The inability to communicate in fluent English is sometimes unfairly characterized as an incapacitation. At the point when individuals can’t impart their musings in familiar English, those listening to them fail to address them with the seriousness required. In some cases, it is seen as some form of disability and a person is demeaned. Together with her mother, Tan has been on the receiving end of such treatment. She notes with concern that “when I was growing up, my mother’s ‘limited’ English limited my perception of her” (Tan 2).
Amy has additionally adopted the mentality of belittling individuals whose English was broken. Like the public around her and her mother, she had made life more challenging to people who were unable to use fluent English. The extent of challenges that facing immigrant families throughout the history is one that was extended to their race. For Tan and her mother, their fear was that they would be treated as outsiders and no one would care to see beyond their Chinese origin.
These emotions are also echoed in The Blackness of “Broken English” when Rudolf Gaudio lamented of the severity of the discrimination. For English speaking Americans, sprinkling of pseudo-Spanish words such as Exactamndo is excused as a funnier way to say exactly. Also, they would use African American English expressions such as We Be Growing and Da Crib and find an excuse for the same. However, when others use the same method to communicate, the English-speaking Americans do not tolerate them. In so doing, Gaudio points out that this has been used to racialize “practices of linguistic appropriation” (Gaudio, 230). Such is the rampancy of discriminating people based on their accents that immigrant families find it difficult to communicate in the public space.
For immigrant families, the discriminatory practices have even forced them into unpopular tactics such as faking their identities. As a result of the embarrassment associated with speaking broken English, immigrants have to resort to other tactics of creating fake identities so as to cover up for their supposed imperfection. Amy reckons that her mother had made her peace with her poor English. However, for her to be taken seriously, she had to ask Amy to pretend to be her so that communication between her and other English-speaking people is taken seriously. She recalls calling people on the phone in place of her mother and doing what her mother would ordinarily do.

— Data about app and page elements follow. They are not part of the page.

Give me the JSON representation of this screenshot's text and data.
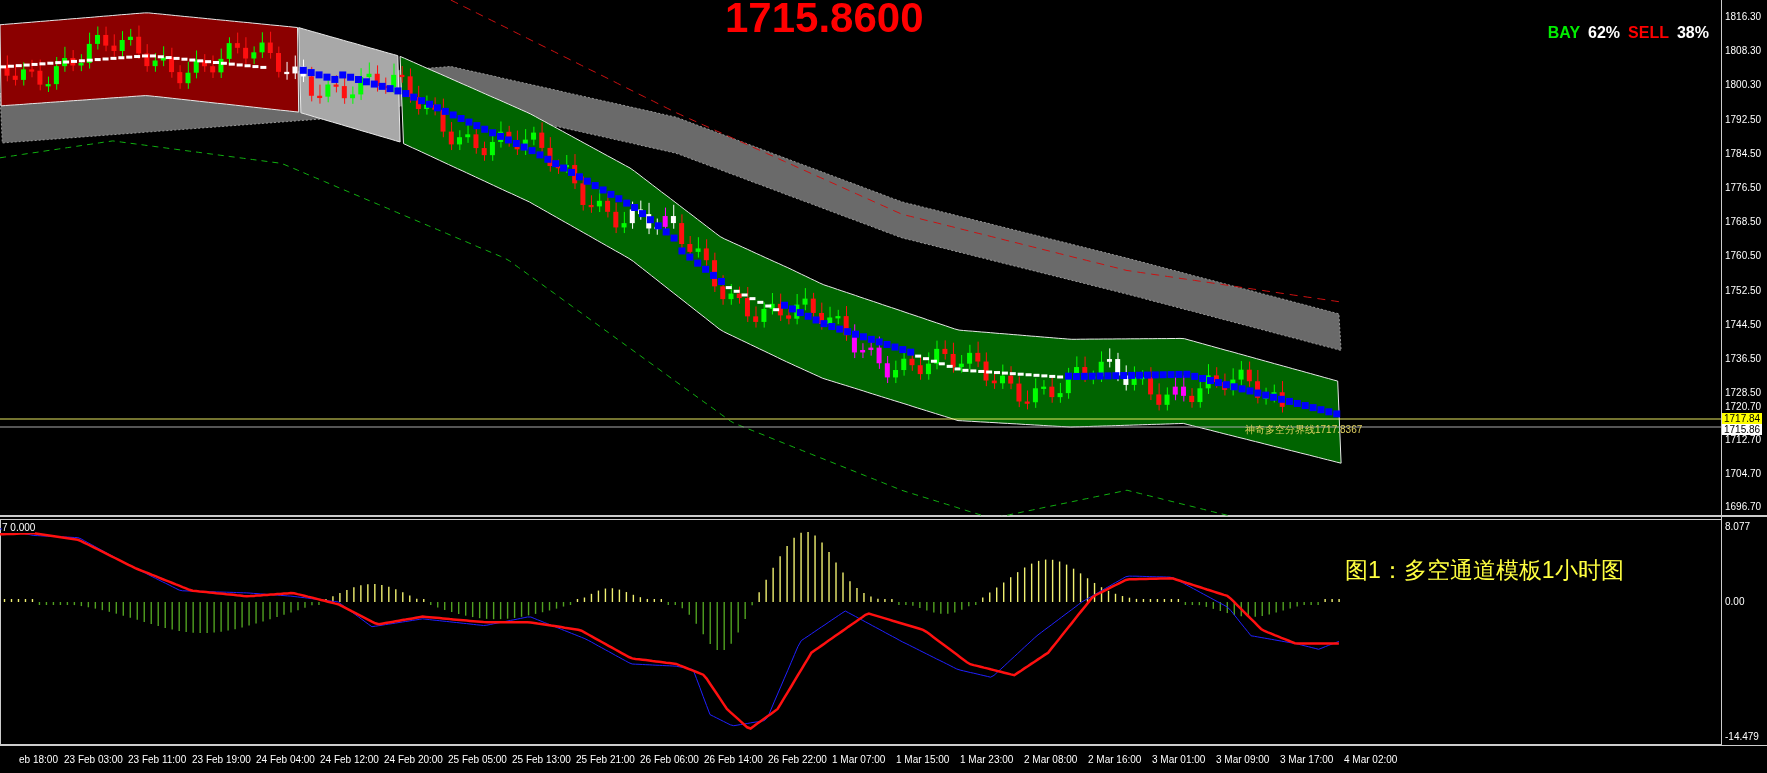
{
  "quote": {
    "price": "1715.8600"
  },
  "sentiment": {
    "buy_label": "BAY",
    "buy_share": "62%",
    "sell_label": "SELL",
    "sell_share": "38%"
  },
  "main_chart": {
    "price_axis": [
      "1816.30",
      "1808.30",
      "1800.30",
      "1792.50",
      "1784.50",
      "1776.50",
      "1768.50",
      "1760.50",
      "1752.50",
      "1744.50",
      "1736.50",
      "1728.50",
      "1720.70",
      "1712.70",
      "1704.70",
      "1696.70"
    ],
    "price_markers": [
      {
        "label": "1717.84",
        "kind": "bid"
      },
      {
        "label": "1715.86",
        "kind": "ask"
      }
    ],
    "divider_line_label": "神奇多空分界线1717.8367"
  },
  "indicator": {
    "label": "7 0.000",
    "axis": [
      "8.077",
      "0.00",
      "-14.479"
    ],
    "caption": "图1：多空通道模板1小时图"
  },
  "time_axis": [
    "eb 18:00",
    "23 Feb 03:00",
    "23 Feb 11:00",
    "23 Feb 19:00",
    "24 Feb 04:00",
    "24 Feb 12:00",
    "24 Feb 20:00",
    "25 Feb 05:00",
    "25 Feb 13:00",
    "25 Feb 21:00",
    "26 Feb 06:00",
    "26 Feb 14:00",
    "26 Feb 22:00",
    "1 Mar 07:00",
    "1 Mar 15:00",
    "1 Mar 23:00",
    "2 Mar 08:00",
    "2 Mar 16:00",
    "3 Mar 01:00",
    "3 Mar 09:00",
    "3 Mar 17:00",
    "4 Mar 02:00"
  ]
}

When dealing with her mother’s stockbroker, for instance, she recalls having to “get on the phone and say in an adolescent voice that was not very convincing, ‘This is Mrs. Tan’ (Tan 2). Amy’s mother had to recreate different personality under her daughter’s disguise to shield herself from the judgmental public. The English-speaking fraternity has sought to demean and degrade any person whose English is not fluent, and this has pushed the latter into such tactics.
English-speaking has become a bone of contention all over the world in an undesirable manner. Each group continues to judge the other based on their ability to speak English, yet English should only be a medium of communication and a cultural symbol rather than a measure of intelligence. In Ireland, the debate of who is better than the other based on their English-speaking ability has been a perennial matter among the Chomskyans and Whorfians.

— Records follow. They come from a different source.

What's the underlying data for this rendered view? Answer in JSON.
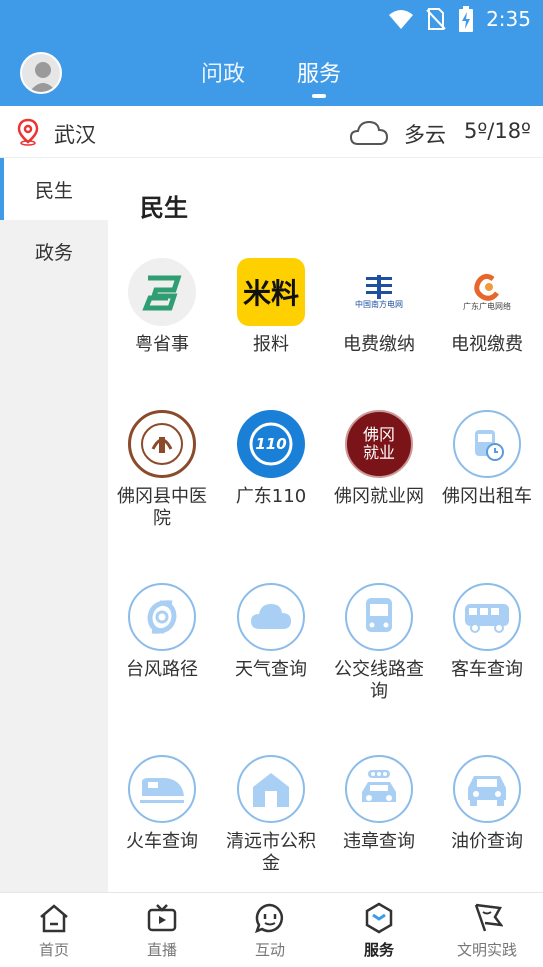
{
  "status_bar": {
    "time": "2:35"
  },
  "header": {
    "tabs": [
      {
        "label": "问政",
        "active": false
      },
      {
        "label": "服务",
        "active": true
      }
    ]
  },
  "location": {
    "city": "武汉",
    "weather": "多云",
    "temperature": "5º/18º"
  },
  "side_nav": {
    "items": [
      {
        "label": "民生",
        "active": true
      },
      {
        "label": "政务",
        "active": false
      }
    ]
  },
  "section": {
    "title": "民生"
  },
  "services": [
    {
      "label": "粤省事",
      "icon": "yueshengshi-logo"
    },
    {
      "label": "报料",
      "icon": "baoliao-logo",
      "logo_text": "料"
    },
    {
      "label": "电费缴纳",
      "icon": "china-southern-power-grid-logo",
      "logo_text": "中国南方电网"
    },
    {
      "label": "电视缴费",
      "icon": "guangdong-cable-tv-logo",
      "logo_text": "广东广电网络"
    },
    {
      "label": "佛冈县中医院",
      "icon": "hospital-logo"
    },
    {
      "label": "广东110",
      "icon": "guangdong-110-logo",
      "logo_text": "110"
    },
    {
      "label": "佛冈就业网",
      "icon": "fogang-employment-logo",
      "logo_text": "佛冈就业"
    },
    {
      "label": "佛冈出租车",
      "icon": "taxi-icon"
    },
    {
      "label": "台风路径",
      "icon": "typhoon-icon"
    },
    {
      "label": "天气查询",
      "icon": "cloud-icon"
    },
    {
      "label": "公交线路查询",
      "icon": "bus-icon"
    },
    {
      "label": "客车查询",
      "icon": "coach-icon"
    },
    {
      "label": "火车查询",
      "icon": "train-icon"
    },
    {
      "label": "清远市公积金",
      "icon": "house-icon"
    },
    {
      "label": "违章查询",
      "icon": "traffic-car-icon"
    },
    {
      "label": "油价查询",
      "icon": "car-icon"
    }
  ],
  "bottom_nav": {
    "items": [
      {
        "label": "首页",
        "icon": "home-icon",
        "active": false
      },
      {
        "label": "直播",
        "icon": "tv-icon",
        "active": false
      },
      {
        "label": "互动",
        "icon": "chat-icon",
        "active": false
      },
      {
        "label": "服务",
        "icon": "service-icon",
        "active": true
      },
      {
        "label": "文明实践",
        "icon": "flag-icon",
        "active": false
      }
    ]
  },
  "colors": {
    "primary": "#3f9ae8",
    "icon_outline": "#8cbcea",
    "icon_fill": "#a9d0f4"
  }
}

The two factions re always in argument on whose expression in English is the standard determination of what being Irish should entail. The said argument has often descended into “a verbal war” in a bid to determine “whether language determines thinking and culture, and as to whether English can be a suitable medium of expressing ‘Irishness’ (Chan and Harris 10). From the above example, it is clear that the matter of speaking English has been blown out of proportion to include a reflection of a person’s authenticity of a particular group. The Irish scenario has now pitted two groups on opposing ends of this debate. Amy Tan’s narration expresses a more subtle version of discriminatory practices. However, it is from such subtle disagreements and stereotypes that considerable disagreements grow.

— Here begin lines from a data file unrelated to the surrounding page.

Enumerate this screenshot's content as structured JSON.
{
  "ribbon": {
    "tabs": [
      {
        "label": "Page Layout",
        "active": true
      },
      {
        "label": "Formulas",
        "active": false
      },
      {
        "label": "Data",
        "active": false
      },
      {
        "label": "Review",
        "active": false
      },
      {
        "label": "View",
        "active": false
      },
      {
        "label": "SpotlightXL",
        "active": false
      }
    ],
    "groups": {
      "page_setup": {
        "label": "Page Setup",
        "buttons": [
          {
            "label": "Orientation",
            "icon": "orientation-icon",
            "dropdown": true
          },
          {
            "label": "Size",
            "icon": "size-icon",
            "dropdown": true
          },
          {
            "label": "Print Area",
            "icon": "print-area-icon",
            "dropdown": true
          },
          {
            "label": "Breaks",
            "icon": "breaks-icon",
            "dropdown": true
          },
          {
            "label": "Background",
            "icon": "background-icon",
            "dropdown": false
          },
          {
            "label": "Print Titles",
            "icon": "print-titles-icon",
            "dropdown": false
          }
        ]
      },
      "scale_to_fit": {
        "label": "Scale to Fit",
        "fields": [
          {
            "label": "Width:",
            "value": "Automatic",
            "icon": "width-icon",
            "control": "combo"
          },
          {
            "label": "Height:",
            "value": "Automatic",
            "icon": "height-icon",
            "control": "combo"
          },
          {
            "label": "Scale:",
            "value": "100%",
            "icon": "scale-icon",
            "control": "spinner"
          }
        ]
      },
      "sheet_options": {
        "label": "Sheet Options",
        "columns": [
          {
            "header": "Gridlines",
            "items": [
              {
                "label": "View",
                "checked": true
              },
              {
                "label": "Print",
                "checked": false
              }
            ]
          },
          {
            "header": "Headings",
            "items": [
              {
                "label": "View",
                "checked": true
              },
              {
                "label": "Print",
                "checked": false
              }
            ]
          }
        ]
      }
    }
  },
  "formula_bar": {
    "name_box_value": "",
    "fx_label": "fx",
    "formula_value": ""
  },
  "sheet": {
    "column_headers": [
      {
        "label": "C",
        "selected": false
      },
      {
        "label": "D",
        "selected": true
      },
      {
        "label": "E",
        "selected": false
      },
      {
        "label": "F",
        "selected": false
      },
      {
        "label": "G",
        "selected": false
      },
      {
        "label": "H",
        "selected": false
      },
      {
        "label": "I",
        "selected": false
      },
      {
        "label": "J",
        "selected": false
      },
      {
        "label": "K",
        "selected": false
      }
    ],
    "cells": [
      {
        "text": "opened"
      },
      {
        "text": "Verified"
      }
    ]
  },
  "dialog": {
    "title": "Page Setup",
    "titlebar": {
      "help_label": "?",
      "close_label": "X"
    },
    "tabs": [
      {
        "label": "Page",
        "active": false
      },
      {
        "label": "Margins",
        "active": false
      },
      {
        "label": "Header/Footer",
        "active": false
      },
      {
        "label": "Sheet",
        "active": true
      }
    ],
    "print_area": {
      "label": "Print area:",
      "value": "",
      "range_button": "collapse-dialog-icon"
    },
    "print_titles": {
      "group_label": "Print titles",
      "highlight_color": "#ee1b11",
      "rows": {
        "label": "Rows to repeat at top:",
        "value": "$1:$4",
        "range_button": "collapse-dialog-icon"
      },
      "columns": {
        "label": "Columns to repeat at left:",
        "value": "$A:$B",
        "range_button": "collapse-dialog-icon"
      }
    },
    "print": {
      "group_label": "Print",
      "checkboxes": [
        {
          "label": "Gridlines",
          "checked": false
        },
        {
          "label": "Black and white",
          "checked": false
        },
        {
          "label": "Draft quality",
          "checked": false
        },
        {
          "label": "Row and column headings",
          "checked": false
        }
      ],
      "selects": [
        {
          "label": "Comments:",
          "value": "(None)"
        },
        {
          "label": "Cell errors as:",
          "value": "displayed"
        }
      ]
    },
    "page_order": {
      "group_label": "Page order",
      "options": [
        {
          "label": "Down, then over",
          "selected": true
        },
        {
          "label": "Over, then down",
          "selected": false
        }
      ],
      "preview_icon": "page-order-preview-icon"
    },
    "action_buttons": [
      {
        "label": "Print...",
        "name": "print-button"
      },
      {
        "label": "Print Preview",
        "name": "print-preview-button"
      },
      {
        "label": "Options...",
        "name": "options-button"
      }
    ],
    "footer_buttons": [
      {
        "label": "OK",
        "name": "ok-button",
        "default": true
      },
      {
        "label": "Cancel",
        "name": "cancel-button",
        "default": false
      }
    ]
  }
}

People who do not use English as their first language also get looked down upon regardless of their achievements in other areas of life. Amy Tan was a witness of the highly discriminatory behavior that persists in the school system irrespective of her performances in other subjects. She is frank enough to admit that her grades in English were not as impressive as those that she posted in others such as math and science. However, she would still manage to score Bs or B minuses which were impressive give that she would be between the sixtieth or seventieth percentile.
By any measure, Tan was a good performer in school and that would have warranted her more respect. Since she was an immigrant, her grades in English were perceived as dismal yet her effort would not be considered adequate enough to “override the opinion that my true abilities lay in math and science” (Tan 3). This argument demonstrates that for immigrants, English is used as the single metric of their intelligence and all their other grades were discredited. This school of thought advances an unfair comparison and competition among English-speaking and immigrants’ learners.
The efforts of immigrant persons in learning the English language is not only discredited in schools but in other public spaces as well. Tan lamented that the accent of immigrant persons significantly limited their confidence to speak in public. It would be perceived that any effort towards speaking fluent English would therefore be appreciated by the English-speaking people. However, that was not always the case. In fact, any attempts to speak English were dismissed as their words were not comprehensible. Even after years of friendship, Tan noted that she had friends who did not necessarily understand her other when she tried to speak in English. In seeking their responses, some of them said they only understood, 80 or 90 percent of what she said, others had considerable harsh standards and told her that “they understand none of it, as if she were speaking pure Chinese” (Tan 1). This was a brutal assessment of Tan’s mother’s English as she had put a lot of effort into her communication skills.